About this blog

            This blog grew out of my work on family papers, preserved and handed down by my ancestors from the 1700s until almost 2000. At that point, my mother, Jean (Staples) Showalter, and her cousin, William Watts, gave the family archives to the Historical Society of Western Virginia. My second cousins, William Watts’s daughters, took the initiative to raise funds to put the Society’s collections online. I have been reading the family documents, transcribing them, and transferring key information to a form, to assist a team of volunteers who enter the data into the Society’s virtual collections database. I hope to do two things in this blog:
1          Call attention to some of the interesting material, on subjects like daily life in the country, education, courtship, business and commerce, signs of progress, attitudes toward death, politics, the coming of the Civil War, and many others.

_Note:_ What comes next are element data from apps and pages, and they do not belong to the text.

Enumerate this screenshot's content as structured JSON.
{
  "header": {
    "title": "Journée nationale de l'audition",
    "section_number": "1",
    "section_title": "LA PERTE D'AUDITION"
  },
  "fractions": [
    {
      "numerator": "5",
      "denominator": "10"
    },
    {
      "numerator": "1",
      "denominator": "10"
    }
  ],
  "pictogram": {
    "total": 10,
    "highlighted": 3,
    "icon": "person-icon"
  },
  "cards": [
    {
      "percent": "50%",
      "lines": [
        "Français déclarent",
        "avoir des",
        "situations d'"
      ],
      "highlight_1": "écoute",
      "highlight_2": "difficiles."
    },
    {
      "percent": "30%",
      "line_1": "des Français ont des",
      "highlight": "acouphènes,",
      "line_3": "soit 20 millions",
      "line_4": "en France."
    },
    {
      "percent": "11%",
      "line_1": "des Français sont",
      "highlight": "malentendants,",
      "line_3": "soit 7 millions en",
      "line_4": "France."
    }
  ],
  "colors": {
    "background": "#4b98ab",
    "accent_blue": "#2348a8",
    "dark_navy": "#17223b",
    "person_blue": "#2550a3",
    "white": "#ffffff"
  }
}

2          Discuss some of the questions that arise in reading these old documents, like the value of knowing the past, the ethics of reading private correspondences, the contrasts between perspectives then and now, the reasons for people’s interest in their ancestry, and many others..

            As the documents are scanned and entered into the database, they become accessible by way of the internet. To find them, go to http://www.history-museum.org/. At the top of the home page, you will see: Visit HMWV's Virtual Collection! with the link Click here beneath it. If you click, you will be taken to a search page, on which you can enter keywords. The documents are indexed not only by proper names, but also by subjects. You could therefore search for “Edward Watts”, my ancestor; “Oaklands”, his plantation; “Big Lick”, the old name for Roanoke; or for a subject, like “crops”, “diseases”, “religion”, “slavery”, or “weather”.
            Because I am preparing the documents for entry into the database, I may refer to documents not yet online. They are housed at the History Museum and Historical Society of Western Virginia, in Roanoke, Virginia. Contact information is provided on the website, and it may be possible to consult the documents on site or to obtain photocopies.
            Besides my musings on topics that catch my fancy, I also plan to post some finding lists and tables of contents, to give a fuller account of what is in these collections and to enable people, especially genealogists and historians, to locate items of interest without waiting for me to stumble on them.